### Entries shown

•••

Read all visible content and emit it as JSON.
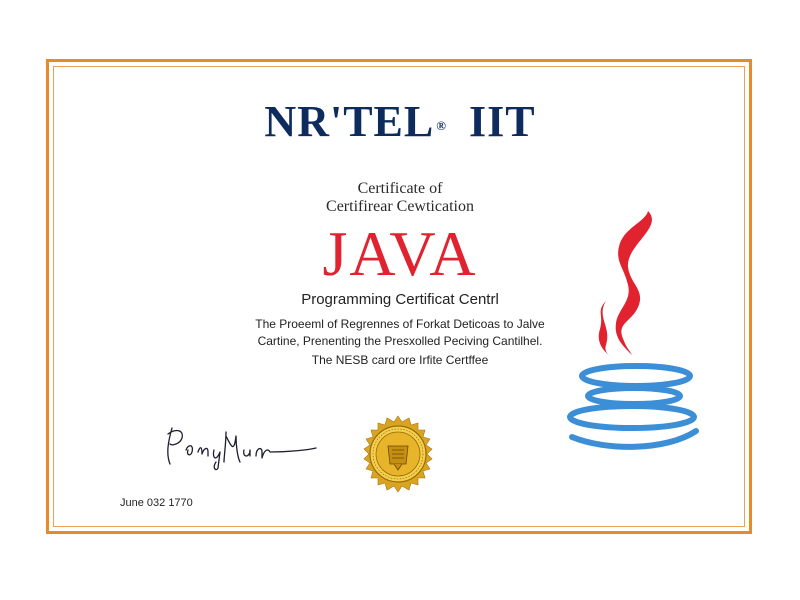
{
  "certificate": {
    "org_name": "NR'TEL",
    "org_reg_mark": "®",
    "org_suffix": "IIT",
    "subtitle_line1": "Certificate of",
    "subtitle_line2": "Certifirear Cewtication",
    "main_title": "JAVA",
    "program_title": "Programming Certificat Centrl",
    "description_line1": "The Proeeml of Regrennes of Forkat Deticoas to Jalve",
    "description_line2": "Cartine, Prenenting the Presxolled Peciving Cantilhel.",
    "description_line3": "The NESB card ore Irfite Certffee",
    "date": "June 032 1770"
  },
  "colors": {
    "border": "#e88a2c",
    "title_navy": "#0d2b5c",
    "java_red": "#e0232f",
    "java_blue": "#3c8fd6",
    "seal_gold": "#d9a520"
  },
  "icons": {
    "signature": "signature-icon",
    "seal": "gold-seal-icon",
    "logo": "java-coffee-cup-icon"
  }
}
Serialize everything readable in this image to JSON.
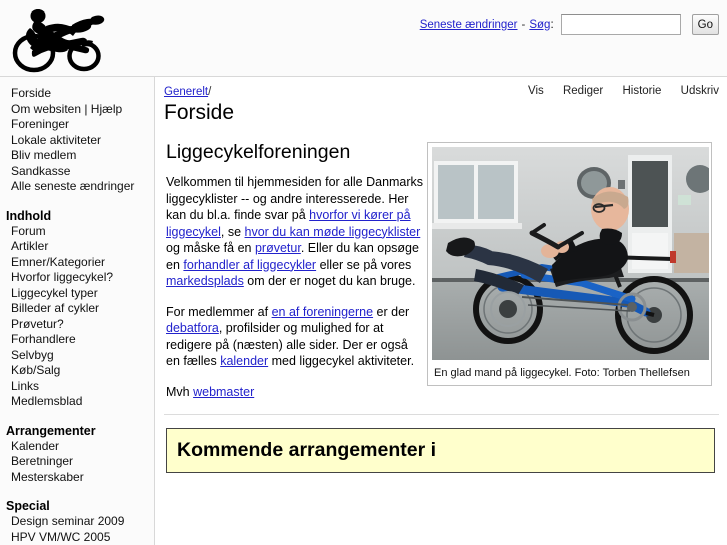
{
  "site": {
    "logo_alt": "recumbent-bicycle-logo"
  },
  "header": {
    "recent_changes_label": "Seneste ændringer",
    "separator": "-",
    "search_label": "Søg",
    "search_colon": ":",
    "search_value": "",
    "search_placeholder": "",
    "go_label": "Go"
  },
  "sidebar": {
    "top_links": [
      {
        "label": "Forside"
      },
      {
        "label": "Om websiten | Hjælp"
      },
      {
        "label": "Foreninger"
      },
      {
        "label": "Lokale aktiviteter"
      },
      {
        "label": "Bliv medlem"
      },
      {
        "label": "Sandkasse"
      },
      {
        "label": "Alle seneste ændringer"
      }
    ],
    "sections": [
      {
        "heading": "Indhold",
        "links": [
          {
            "label": "Forum"
          },
          {
            "label": "Artikler"
          },
          {
            "label": "Emner/Kategorier"
          },
          {
            "label": "Hvorfor liggecykel?"
          },
          {
            "label": "Liggecykel typer"
          },
          {
            "label": "Billeder af cykler"
          },
          {
            "label": "Prøvetur?"
          },
          {
            "label": "Forhandlere"
          },
          {
            "label": "Selvbyg"
          },
          {
            "label": "Køb/Salg"
          },
          {
            "label": "Links"
          },
          {
            "label": "Medlemsblad"
          }
        ]
      },
      {
        "heading": "Arrangementer",
        "links": [
          {
            "label": "Kalender"
          },
          {
            "label": "Beretninger"
          },
          {
            "label": "Mesterskaber"
          }
        ]
      },
      {
        "heading": "Special",
        "links": [
          {
            "label": "Design seminar 2009"
          },
          {
            "label": "HPV VM/WC 2005"
          }
        ]
      }
    ]
  },
  "page_actions": [
    {
      "label": "Vis"
    },
    {
      "label": "Rediger"
    },
    {
      "label": "Historie"
    },
    {
      "label": "Udskriv"
    }
  ],
  "breadcrumb": {
    "parent": "Generelt",
    "trailing": "/"
  },
  "page": {
    "title": "Forside",
    "article_heading": "Liggecykelforeningen"
  },
  "article": {
    "p1": {
      "t1": "Velkommen til hjemmesiden for alle Danmarks liggecyklister -- og andre interesserede. Her kan du bl.a. finde svar på ",
      "link1": "hvorfor vi kører på liggecykel",
      "t2": ", se ",
      "link2": "hvor du kan møde liggecyklister",
      "t3": " og måske få en ",
      "link3": "prøvetur",
      "t4": ". Eller du kan opsøge en ",
      "link4": "forhandler af liggecykler",
      "t5": " eller se på vores ",
      "link5": "markedsplads",
      "t6": " om der er noget du kan bruge."
    },
    "p2": {
      "t1": "For medlemmer af ",
      "link1": "en af foreningerne",
      "t2": " er der ",
      "link2": "debatfora",
      "t3": ", profilsider og mulighed for at redigere på (næsten) alle sider. Der er også en fælles ",
      "link3": "kalender",
      "t4": " med liggecykel aktiviteter."
    },
    "p3": {
      "t1": "Mvh ",
      "link1": "webmaster"
    }
  },
  "figure": {
    "photo_alt": "man-riding-blue-recumbent-bicycle",
    "caption": "En glad mand på liggecykel. Foto: Torben Thellefsen"
  },
  "events": {
    "heading": "Kommende arrangementer i"
  },
  "colors": {
    "link": "#2222cc",
    "page_bg": "#ffffff",
    "chrome_bg": "#fbfbfb",
    "border": "#d8d8d8",
    "events_bg": "#ffffcc",
    "events_border": "#444444"
  }
}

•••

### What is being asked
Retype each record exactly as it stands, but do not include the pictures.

### Problem solution
Read all visible content and emit it as JSON.
{
  "certificate": {
    "org_name": "NR'TEL",
    "org_reg_mark": "®",
    "org_suffix": "IIT",
    "subtitle_line1": "Certificate of",
    "subtitle_line2": "Certifirear Cewtication",
    "main_title": "JAVA",
    "program_title": "Programming Certificat Centrl",
    "description_line1": "The Proeeml of Regrennes of Forkat Deticoas to Jalve",
    "description_line2": "Cartine, Prenenting the Presxolled Peciving Cantilhel.",
    "description_line3": "The NESB card ore Irfite Certffee",
    "date": "June 032 1770"
  },
  "colors": {
    "border": "#e88a2c",
    "title_navy": "#0d2b5c",
    "java_red": "#e0232f",
    "java_blue": "#3c8fd6",
    "seal_gold": "#d9a520"
  },
  "icons": {
    "signature": "signature-icon",
    "seal": "gold-seal-icon",
    "logo": "java-coffee-cup-icon"
  }
}
Serialize everything readable in this image to JSON.
{
  "site": {
    "logo_alt": "recumbent-bicycle-logo"
  },
  "header": {
    "recent_changes_label": "Seneste ændringer",
    "separator": "-",
    "search_label": "Søg",
    "search_colon": ":",
    "search_value": "",
    "search_placeholder": "",
    "go_label": "Go"
  },
  "sidebar": {
    "top_links": [
      {
        "label": "Forside"
      },
      {
        "label": "Om websiten | Hjælp"
      },
      {
        "label": "Foreninger"
      },
      {
        "label": "Lokale aktiviteter"
      },
      {
        "label": "Bliv medlem"
      },
      {
        "label": "Sandkasse"
      },
      {
        "label": "Alle seneste ændringer"
      }
    ],
    "sections": [
      {
        "heading": "Indhold",
        "links": [
          {
            "label": "Forum"
          },
          {
            "label": "Artikler"
          },
          {
            "label": "Emner/Kategorier"
          },
          {
            "label": "Hvorfor liggecykel?"
          },
          {
            "label": "Liggecykel typer"
          },
          {
            "label": "Billeder af cykler"
          },
          {
            "label": "Prøvetur?"
          },
          {
            "label": "Forhandlere"
          },
          {
            "label": "Selvbyg"
          },
          {
            "label": "Køb/Salg"
          },
          {
            "label": "Links"
          },
          {
            "label": "Medlemsblad"
          }
        ]
      },
      {
        "heading": "Arrangementer",
        "links": [
          {
            "label": "Kalender"
          },
          {
            "label": "Beretninger"
          },
          {
            "label": "Mesterskaber"
          }
        ]
      },
      {
        "heading": "Special",
        "links": [
          {
            "label": "Design seminar 2009"
          },
          {
            "label": "HPV VM/WC 2005"
          }
        ]
      }
    ]
  },
  "page_actions": [
    {
      "label": "Vis"
    },
    {
      "label": "Rediger"
    },
    {
      "label": "Historie"
    },
    {
      "label": "Udskriv"
    }
  ],
  "breadcrumb": {
    "parent": "Generelt",
    "trailing": "/"
  },
  "page": {
    "title": "Forside",
    "article_heading": "Liggecykelforeningen"
  },
  "article": {
    "p1": {
      "t1": "Velkommen til hjemmesiden for alle Danmarks liggecyklister -- og andre interesserede. Her kan du bl.a. finde svar på ",
      "link1": "hvorfor vi kører på liggecykel",
      "t2": ", se ",
      "link2": "hvor du kan møde liggecyklister",
      "t3": " og måske få en ",
      "link3": "prøvetur",
      "t4": ". Eller du kan opsøge en ",
      "link4": "forhandler af liggecykler",
      "t5": " eller se på vores ",
      "link5": "markedsplads",
      "t6": " om der er noget du kan bruge."
    },
    "p2": {
      "t1": "For medlemmer af ",
      "link1": "en af foreningerne",
      "t2": " er der ",
      "link2": "debatfora",
      "t3": ", profilsider og mulighed for at redigere på (næsten) alle sider. Der er også en fælles ",
      "link3": "kalender",
      "t4": " med liggecykel aktiviteter."
    },
    "p3": {
      "t1": "Mvh ",
      "link1": "webmaster"
    }
  },
  "figure": {
    "photo_alt": "man-riding-blue-recumbent-bicycle",
    "caption": "En glad mand på liggecykel. Foto: Torben Thellefsen"
  },
  "events": {
    "heading": "Kommende arrangementer i"
  },
  "colors": {
    "link": "#2222cc",
    "page_bg": "#ffffff",
    "chrome_bg": "#fbfbfb",
    "border": "#d8d8d8",
    "events_bg": "#ffffcc",
    "events_border": "#444444"
  }
}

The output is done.